“Up to now, we haven’t had a problem,” he said.

He said his location at the top of the valley where the water draining from the northern irrigation divisions is diverted is the best place to have a farm.

“We’re the first ones here in San Acacia,” he said. “We’re going to have Unit 7 (drain) water. It’s alkali, but it’s water. Last year was the driest year of my life, but I didn’t suffer. We had pretty good chile.”

He admitted to taking water out of turn in the past, but said he doesn’t do that anymore.

“I didn’t steal it,” he said. “I got it from the ditch rider.”

The retired Middle Rio Grande Conservancy District water master said chile doesn’t have to be watered frequently all season long.

“A lot of chile farmers water and water,” he said. “I let it go for awhile. If you’re careful and give it water when it needs it, it’ll be all right.”

He said letting the soil dry out between irrigations encourages roots to grow deep, which helps the plants withstand dry periods when he can’t get ditch water.
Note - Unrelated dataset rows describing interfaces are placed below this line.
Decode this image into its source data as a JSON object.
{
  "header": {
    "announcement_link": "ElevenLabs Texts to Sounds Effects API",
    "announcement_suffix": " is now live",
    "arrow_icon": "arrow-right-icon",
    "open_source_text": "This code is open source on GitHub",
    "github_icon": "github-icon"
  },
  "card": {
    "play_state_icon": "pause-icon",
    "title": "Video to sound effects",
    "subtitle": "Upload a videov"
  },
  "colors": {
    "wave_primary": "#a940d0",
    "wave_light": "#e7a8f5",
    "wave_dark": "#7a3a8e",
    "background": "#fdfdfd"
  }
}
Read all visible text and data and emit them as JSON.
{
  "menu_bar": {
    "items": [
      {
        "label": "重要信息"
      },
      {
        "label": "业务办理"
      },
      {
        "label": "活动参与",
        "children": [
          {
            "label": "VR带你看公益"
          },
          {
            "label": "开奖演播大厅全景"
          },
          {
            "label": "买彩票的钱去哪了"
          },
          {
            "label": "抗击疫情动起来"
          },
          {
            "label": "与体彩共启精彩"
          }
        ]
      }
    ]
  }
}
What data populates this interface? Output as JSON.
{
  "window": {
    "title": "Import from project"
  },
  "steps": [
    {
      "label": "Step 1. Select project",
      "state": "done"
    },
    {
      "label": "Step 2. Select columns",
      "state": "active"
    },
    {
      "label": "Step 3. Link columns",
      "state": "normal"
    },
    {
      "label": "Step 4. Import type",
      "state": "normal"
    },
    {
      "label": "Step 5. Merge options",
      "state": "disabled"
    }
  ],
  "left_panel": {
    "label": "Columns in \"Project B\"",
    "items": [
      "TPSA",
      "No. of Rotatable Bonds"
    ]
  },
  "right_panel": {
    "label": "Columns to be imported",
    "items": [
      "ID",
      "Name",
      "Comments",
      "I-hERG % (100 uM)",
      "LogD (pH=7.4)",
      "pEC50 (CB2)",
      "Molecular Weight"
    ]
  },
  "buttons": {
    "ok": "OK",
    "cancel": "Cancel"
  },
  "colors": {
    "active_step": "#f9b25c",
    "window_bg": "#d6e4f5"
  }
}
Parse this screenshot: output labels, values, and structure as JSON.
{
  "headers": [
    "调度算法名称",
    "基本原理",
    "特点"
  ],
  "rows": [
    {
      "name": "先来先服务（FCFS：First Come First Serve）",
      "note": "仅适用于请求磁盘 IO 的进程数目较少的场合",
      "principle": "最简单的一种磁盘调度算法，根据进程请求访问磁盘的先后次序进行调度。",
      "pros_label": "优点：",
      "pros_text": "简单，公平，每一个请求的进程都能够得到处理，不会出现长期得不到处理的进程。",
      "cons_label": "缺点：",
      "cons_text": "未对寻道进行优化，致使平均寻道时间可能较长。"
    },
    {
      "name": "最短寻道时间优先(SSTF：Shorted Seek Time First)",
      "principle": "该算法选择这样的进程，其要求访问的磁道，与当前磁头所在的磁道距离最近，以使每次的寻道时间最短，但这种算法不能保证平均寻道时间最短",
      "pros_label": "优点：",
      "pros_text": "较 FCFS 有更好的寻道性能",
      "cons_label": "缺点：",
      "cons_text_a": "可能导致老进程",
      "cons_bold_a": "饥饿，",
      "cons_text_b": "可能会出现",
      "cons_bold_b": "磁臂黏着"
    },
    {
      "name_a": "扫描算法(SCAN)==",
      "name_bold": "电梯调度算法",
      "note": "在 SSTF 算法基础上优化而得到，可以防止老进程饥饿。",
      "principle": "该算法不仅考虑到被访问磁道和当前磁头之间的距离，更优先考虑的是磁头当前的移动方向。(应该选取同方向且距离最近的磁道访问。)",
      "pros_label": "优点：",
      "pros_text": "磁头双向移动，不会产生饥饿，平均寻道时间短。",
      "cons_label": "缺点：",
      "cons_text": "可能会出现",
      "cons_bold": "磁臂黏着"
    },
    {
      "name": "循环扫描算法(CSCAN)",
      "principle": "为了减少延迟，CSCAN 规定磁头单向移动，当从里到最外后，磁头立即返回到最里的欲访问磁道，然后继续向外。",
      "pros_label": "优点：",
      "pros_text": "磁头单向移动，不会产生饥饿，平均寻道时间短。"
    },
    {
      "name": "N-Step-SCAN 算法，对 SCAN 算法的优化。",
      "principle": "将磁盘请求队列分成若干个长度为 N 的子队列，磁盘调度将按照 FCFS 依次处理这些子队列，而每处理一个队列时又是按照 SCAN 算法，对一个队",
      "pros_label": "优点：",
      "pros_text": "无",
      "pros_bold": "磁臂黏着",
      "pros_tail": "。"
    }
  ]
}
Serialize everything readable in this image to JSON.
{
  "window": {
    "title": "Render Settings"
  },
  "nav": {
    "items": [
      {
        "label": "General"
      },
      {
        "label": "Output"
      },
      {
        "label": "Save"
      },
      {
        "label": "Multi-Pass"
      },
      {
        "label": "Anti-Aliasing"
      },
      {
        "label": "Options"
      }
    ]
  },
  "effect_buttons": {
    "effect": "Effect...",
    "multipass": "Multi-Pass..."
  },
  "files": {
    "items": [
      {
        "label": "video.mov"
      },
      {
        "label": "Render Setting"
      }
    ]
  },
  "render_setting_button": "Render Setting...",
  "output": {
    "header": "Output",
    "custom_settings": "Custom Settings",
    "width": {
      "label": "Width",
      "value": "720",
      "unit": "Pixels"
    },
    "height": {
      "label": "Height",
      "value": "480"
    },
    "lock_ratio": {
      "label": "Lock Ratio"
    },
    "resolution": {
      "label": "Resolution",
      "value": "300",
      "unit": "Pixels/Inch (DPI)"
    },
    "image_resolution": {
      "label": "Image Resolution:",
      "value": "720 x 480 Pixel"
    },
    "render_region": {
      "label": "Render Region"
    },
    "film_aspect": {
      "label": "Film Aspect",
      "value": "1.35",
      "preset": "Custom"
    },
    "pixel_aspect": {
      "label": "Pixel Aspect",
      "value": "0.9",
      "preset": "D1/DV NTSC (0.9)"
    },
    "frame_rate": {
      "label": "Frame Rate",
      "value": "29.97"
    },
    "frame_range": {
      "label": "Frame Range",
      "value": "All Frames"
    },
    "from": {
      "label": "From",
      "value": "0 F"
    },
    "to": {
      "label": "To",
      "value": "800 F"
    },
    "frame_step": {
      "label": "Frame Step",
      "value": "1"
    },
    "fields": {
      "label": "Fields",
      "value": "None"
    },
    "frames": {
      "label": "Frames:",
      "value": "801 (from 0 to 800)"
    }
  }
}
But they can’t be stressed if they are flowering.

“If chile gets really dry when it’s in flower,” he said, “you have trouble.”

Bustamante sells his organic green chile to two Albuquerque restaurants, and his sun-dried red chile to a variety of customers.

“One place buys makes red chile flakes for pizza, a lady makes red chile-cranberry jelly, and another goat cheese with red chile,” he said.

Several sacks of last year’s dried red chile are still hanging from the rafters of his shed, in case you need a local chile fix before this year’s crop is ready.